In the interest of full disclosure, let me start by saying that I come from a family of Punners. We think of word play as sword play and often fence just to keep our wits sharp.
Dreams are often beautiful and always surreal. They sweep you into their world without qualification or disruption. They are immersive and expansive, but at the same time deeply personal. Priscilla Dreams the Answer is very much like a dream. For the short time that it lasts, it is stunning, and like any good dream, you […]
Ken Johnson wants to teach you the secrets to his success. Unfortunately, he just isn’t that successful. This is the premise of Laura Zam’s play An Hour With Ken Johnson, which, just as unfortunately, is as unsuccessful as its main character.
“The key to this play is play” notes playwright and director John Sowalsky in the program for 261.626: A Re-Sounding Comedy. I think he sums it up quite nicely. 216 is playful without being thoughtless and spirited without being soulless. It’s fun, without being total fluff. Not too shabby!
The Beasts describes itself as “a dark comedy. With puppets.” I guess this is mostly right. It was not that dark, and it was fairly funny. And there were puppets.
Before I talk about Fat Men in Skirts we need to talk about the company that is putting it on, Molotov Theatre Group, because more than anything else, this is just Molotov being Molotov.
The Hunchback Variations feels like a production of Waiting for Godot performed by the Marx Brothers. It is simultaneously high-brow and silly. Although I would have to say it’s less effective than Waiting for Godot, and the comedy is less refined than the Marx Brothers. The effect can best be described as “puzzling”.

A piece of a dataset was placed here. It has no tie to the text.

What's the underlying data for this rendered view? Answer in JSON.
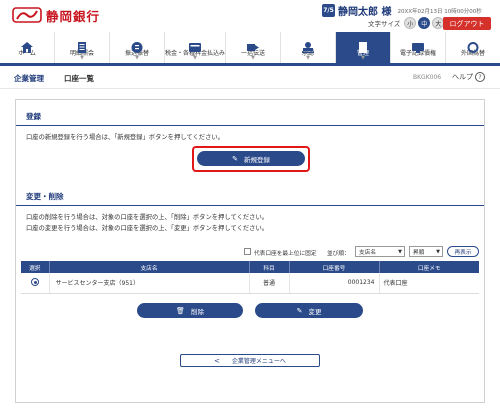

Disclaimer: This show clearly has a target audience. I am not in that target. If you enjoy jokes about drag queens, jokes about ridiculous evangelical preachers, or jokes about JR’s Bar on 16th Street, this show might be for you.
It was clear that the sizable and chatty crowd in the Burke Theatre was ready to have a blast. The Fringe goers who were looking for a subdued evening of theatre had gone other places. This was going to silly fun. And Speakeasy DC did not disappoint with The Showcase Showdown.
Losing It begins with a tantrum. Madeleine Russell, the play’s author and star, storms on stage, bellows, and throws a chair, a stack of books, some trash and a potted plant to the ground. She comes close to chucking a laptop before calming down. It was, needless to say, an abrasive start and, frankly, I […]